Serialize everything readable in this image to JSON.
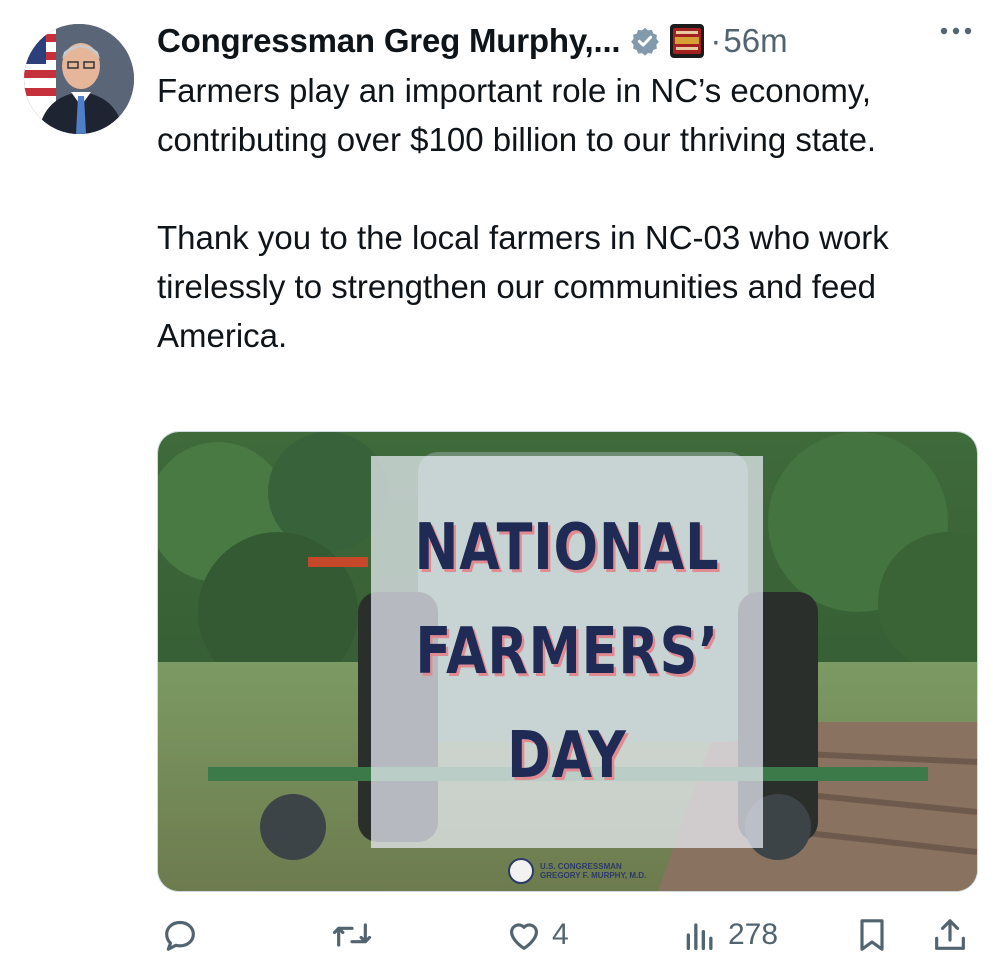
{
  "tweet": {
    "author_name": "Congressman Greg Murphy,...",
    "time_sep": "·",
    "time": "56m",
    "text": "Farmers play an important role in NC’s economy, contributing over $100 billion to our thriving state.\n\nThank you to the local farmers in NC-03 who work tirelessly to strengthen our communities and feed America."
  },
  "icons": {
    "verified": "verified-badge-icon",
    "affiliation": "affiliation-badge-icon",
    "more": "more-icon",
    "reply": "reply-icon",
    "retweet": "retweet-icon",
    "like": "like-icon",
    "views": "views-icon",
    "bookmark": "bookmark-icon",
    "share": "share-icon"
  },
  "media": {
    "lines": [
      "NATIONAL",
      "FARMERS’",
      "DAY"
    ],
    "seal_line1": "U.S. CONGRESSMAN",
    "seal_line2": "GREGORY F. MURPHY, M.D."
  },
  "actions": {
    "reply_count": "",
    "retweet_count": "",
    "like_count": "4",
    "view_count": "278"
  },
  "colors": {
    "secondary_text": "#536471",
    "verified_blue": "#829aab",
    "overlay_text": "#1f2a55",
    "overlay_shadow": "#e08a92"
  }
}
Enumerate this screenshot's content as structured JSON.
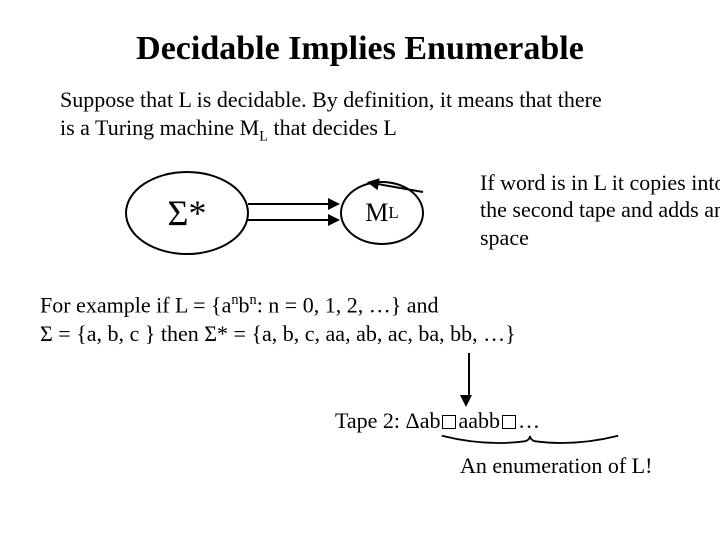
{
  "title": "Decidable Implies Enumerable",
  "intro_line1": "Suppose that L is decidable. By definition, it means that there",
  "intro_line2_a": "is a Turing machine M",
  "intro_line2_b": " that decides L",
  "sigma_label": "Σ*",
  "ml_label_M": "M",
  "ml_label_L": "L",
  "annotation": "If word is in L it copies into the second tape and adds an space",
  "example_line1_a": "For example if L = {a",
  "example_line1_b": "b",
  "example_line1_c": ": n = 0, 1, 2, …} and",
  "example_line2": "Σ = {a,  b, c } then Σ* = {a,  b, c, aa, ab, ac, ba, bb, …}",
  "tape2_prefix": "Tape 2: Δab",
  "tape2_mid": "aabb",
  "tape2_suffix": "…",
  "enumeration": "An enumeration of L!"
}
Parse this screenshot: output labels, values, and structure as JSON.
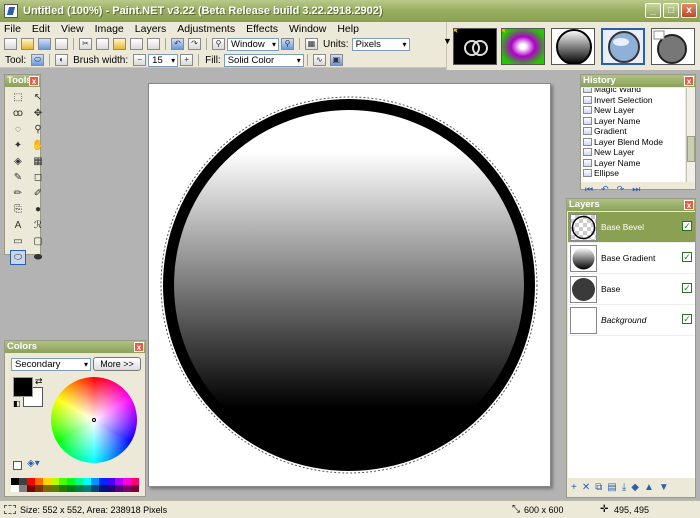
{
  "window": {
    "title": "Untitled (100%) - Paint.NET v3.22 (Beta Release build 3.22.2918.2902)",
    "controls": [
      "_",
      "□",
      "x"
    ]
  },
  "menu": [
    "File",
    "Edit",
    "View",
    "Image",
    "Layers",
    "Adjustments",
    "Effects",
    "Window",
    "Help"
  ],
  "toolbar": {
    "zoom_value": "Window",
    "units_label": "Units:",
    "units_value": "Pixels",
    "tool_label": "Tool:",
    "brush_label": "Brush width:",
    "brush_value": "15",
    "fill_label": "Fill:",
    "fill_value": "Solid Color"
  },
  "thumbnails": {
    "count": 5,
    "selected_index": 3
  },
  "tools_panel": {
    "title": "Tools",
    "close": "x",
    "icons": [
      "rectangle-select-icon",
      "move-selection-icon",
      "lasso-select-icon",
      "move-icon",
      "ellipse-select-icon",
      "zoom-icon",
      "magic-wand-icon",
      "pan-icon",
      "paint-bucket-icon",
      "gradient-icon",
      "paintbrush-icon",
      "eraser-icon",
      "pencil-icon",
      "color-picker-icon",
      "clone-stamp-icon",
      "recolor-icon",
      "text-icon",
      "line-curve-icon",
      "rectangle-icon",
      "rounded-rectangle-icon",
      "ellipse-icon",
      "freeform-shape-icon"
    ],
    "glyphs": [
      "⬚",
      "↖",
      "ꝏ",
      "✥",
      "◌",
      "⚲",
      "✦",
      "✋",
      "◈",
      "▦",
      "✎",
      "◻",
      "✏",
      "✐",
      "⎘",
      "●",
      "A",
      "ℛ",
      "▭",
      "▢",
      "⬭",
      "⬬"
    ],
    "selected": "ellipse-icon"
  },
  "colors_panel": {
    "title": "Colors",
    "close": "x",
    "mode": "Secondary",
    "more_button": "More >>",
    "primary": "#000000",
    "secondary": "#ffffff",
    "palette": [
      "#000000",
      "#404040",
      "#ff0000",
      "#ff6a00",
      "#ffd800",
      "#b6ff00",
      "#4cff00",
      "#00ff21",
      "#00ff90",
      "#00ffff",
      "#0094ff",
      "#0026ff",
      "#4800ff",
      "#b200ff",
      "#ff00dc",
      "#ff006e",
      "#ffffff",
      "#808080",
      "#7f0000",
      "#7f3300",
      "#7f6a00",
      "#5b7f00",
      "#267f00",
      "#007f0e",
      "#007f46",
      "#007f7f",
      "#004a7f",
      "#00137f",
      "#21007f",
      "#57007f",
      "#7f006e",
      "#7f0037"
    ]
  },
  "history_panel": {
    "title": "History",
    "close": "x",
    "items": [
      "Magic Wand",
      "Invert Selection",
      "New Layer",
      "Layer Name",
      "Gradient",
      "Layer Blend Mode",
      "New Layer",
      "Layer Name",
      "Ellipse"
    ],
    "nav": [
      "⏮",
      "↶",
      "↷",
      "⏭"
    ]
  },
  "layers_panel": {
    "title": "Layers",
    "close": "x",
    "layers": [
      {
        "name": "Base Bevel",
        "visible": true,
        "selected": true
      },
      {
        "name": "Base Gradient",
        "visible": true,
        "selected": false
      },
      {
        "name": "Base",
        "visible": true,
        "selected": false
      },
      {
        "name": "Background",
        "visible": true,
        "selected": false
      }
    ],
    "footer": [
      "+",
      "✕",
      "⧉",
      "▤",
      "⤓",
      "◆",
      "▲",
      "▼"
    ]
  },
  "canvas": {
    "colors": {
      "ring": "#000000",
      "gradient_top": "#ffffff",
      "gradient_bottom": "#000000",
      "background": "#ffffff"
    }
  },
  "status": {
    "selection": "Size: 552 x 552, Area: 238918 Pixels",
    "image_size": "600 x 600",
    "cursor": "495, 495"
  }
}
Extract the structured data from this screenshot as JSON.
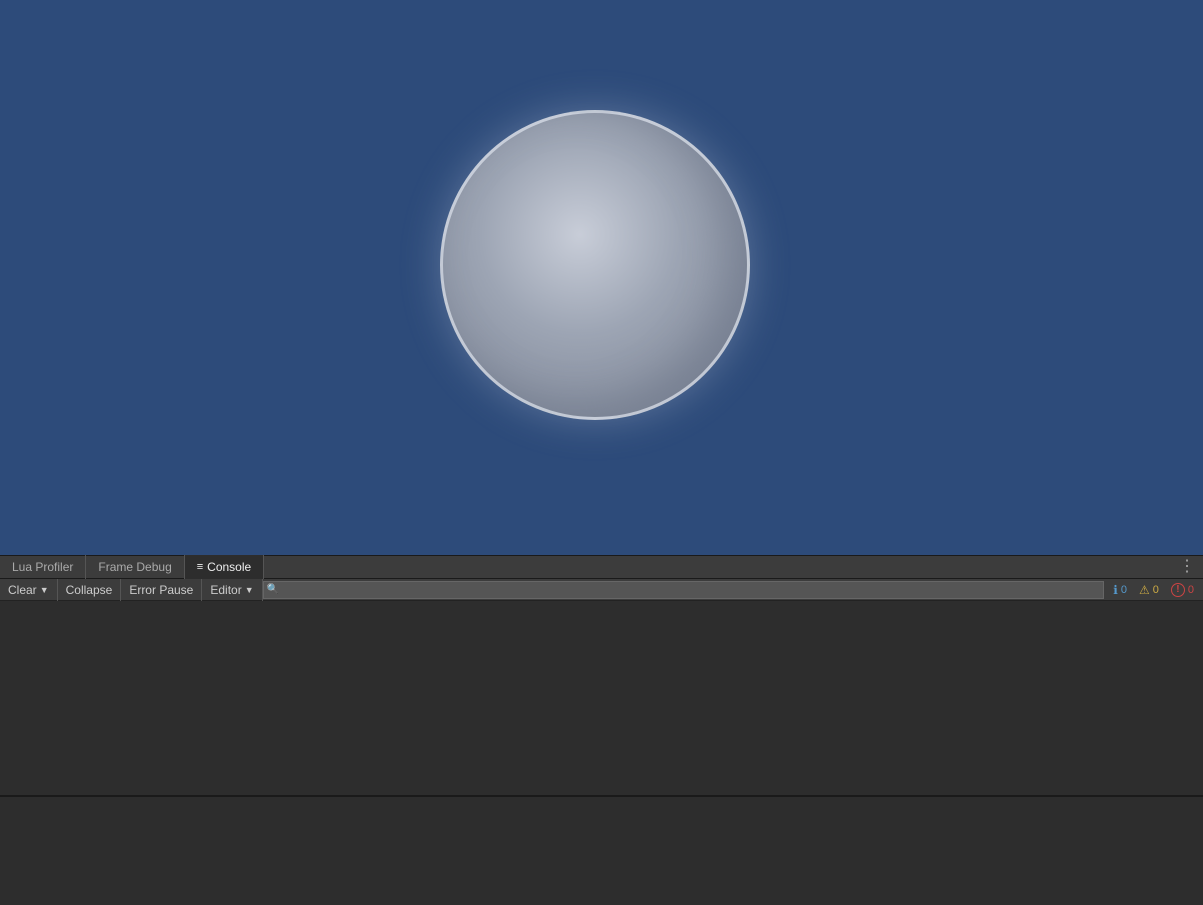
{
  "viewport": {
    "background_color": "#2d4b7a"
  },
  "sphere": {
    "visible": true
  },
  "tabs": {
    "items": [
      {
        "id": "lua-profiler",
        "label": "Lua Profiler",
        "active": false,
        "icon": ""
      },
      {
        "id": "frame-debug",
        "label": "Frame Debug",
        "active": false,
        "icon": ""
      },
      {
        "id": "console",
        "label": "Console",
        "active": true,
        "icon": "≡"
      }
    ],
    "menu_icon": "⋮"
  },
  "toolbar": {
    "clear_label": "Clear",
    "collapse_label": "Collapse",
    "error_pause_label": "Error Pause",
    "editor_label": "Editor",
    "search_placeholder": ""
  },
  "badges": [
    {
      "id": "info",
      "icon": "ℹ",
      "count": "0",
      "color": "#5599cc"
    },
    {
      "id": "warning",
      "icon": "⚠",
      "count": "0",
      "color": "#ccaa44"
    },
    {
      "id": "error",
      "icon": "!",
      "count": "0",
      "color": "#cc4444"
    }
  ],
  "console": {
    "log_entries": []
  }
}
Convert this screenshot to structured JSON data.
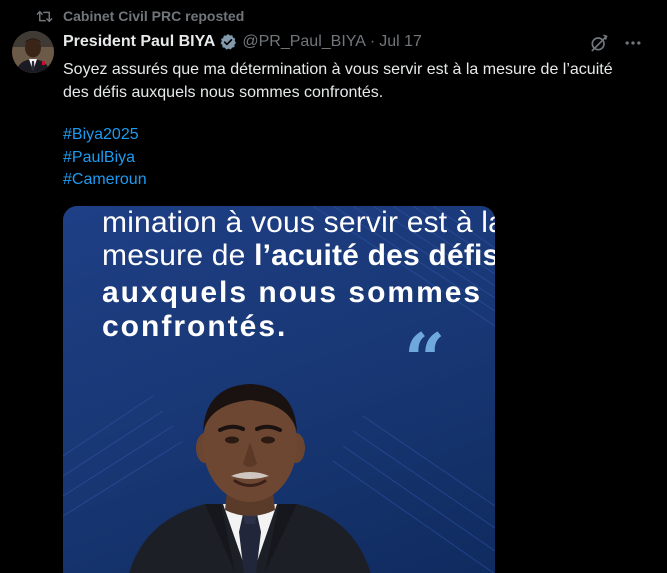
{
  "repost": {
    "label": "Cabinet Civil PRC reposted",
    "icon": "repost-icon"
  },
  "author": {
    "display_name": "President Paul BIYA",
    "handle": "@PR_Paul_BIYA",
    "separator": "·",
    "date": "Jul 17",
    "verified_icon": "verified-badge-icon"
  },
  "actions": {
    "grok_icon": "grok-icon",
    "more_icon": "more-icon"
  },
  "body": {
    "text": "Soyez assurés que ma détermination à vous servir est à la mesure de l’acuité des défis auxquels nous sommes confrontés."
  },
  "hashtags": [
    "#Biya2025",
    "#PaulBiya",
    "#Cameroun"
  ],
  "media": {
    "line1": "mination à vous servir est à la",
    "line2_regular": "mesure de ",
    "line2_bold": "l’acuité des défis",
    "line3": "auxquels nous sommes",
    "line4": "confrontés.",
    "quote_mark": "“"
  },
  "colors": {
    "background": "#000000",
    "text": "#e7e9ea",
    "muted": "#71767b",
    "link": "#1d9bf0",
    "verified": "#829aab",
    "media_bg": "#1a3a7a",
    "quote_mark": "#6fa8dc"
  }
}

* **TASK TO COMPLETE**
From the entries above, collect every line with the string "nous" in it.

* **THE COMPLETED TASK**
    "text": "Soyez assurés que ma détermination à vous servir est à la mesure de l’acuité des défis auxquels nous sommes confrontés."
    "line3": "auxquels nous sommes",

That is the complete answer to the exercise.